After an officious process of deliberation, the Board of Ministry of Memorial Church has recommended to the Minister in the Memorial Church Peter J. Gomes, who has recommended to President Neil L. Rudenstine, who has given his tacit approval, that the performance of same-sex "marriages" ought to be allowed in Mem Church.
The Church hierarchy deserves credit for extending the non-discrimination policies of the University to its own domain. But it deserves rebuke for not releasing the exact contents of its recommendations-the product of a task force and the basis for much future University policy-to the community. It is also unfortunate that the decision required such lengthy discussion when fellow Ivy League universities such as Brown have been allowing such ceremonies for years.
In any case, last year's campus debate over the issue has been resolved in the right. Memorial Church is now thankfully open to same-sex commitment ceremonies, which are also known as marriages in states which recognize the institution for gay men and lesbians.
Though Massachusetts has made a hypothetical commitment to honor homosexual marriages performed in states where they are practiced, this state has shied away from making gay marriage legal.

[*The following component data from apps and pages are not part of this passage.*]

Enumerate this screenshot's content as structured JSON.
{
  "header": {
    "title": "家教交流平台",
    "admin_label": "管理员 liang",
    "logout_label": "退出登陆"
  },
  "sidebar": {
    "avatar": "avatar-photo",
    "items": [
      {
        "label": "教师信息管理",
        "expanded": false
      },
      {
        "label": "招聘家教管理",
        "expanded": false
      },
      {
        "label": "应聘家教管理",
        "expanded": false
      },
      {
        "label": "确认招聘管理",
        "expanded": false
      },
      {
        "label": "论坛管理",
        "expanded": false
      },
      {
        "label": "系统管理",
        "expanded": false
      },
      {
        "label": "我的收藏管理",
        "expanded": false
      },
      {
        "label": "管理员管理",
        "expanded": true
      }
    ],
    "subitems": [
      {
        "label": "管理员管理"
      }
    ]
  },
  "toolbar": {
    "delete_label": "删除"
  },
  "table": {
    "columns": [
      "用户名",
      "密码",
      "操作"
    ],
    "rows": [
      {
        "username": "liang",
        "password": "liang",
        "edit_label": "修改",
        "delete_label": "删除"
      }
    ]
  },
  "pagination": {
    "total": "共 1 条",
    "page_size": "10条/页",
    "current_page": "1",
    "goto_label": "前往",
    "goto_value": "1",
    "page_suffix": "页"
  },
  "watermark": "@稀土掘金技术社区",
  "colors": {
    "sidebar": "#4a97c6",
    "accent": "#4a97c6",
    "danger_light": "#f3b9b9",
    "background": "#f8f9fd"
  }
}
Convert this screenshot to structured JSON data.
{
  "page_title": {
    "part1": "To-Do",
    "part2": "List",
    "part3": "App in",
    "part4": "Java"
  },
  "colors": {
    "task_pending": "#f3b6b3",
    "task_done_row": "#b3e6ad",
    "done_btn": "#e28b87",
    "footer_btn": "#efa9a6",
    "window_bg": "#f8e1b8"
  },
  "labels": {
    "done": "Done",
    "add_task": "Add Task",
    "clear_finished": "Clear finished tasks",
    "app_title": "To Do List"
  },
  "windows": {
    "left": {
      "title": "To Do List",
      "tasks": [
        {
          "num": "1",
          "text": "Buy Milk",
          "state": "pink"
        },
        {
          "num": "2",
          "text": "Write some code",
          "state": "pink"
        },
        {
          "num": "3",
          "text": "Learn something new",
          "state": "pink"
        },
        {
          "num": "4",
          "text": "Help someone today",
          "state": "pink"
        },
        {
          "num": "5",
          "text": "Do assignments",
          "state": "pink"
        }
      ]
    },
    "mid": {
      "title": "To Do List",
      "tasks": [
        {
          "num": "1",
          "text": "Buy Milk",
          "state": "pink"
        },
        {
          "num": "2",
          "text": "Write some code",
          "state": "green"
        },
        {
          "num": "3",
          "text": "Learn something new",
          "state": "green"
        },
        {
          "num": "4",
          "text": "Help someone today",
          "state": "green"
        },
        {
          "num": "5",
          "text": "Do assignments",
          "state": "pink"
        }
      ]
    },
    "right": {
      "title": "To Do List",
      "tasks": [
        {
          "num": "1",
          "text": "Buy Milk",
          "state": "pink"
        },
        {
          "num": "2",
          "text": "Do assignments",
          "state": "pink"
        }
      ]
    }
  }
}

Only Hawaii has given lukewarm support to homosexual marriage, having strongly considered giving the same benefits to them as heterosexual couples receive. Other states should follow Hawaii's example and exceed it.
But in the meantime, commitment ceremonies are the next best things, and gays in the Harvard community ought to have the same rights as heterosexuals to partake of them. We hope to see the new policy at work, and we anxiously await the first such upcoming nuptials.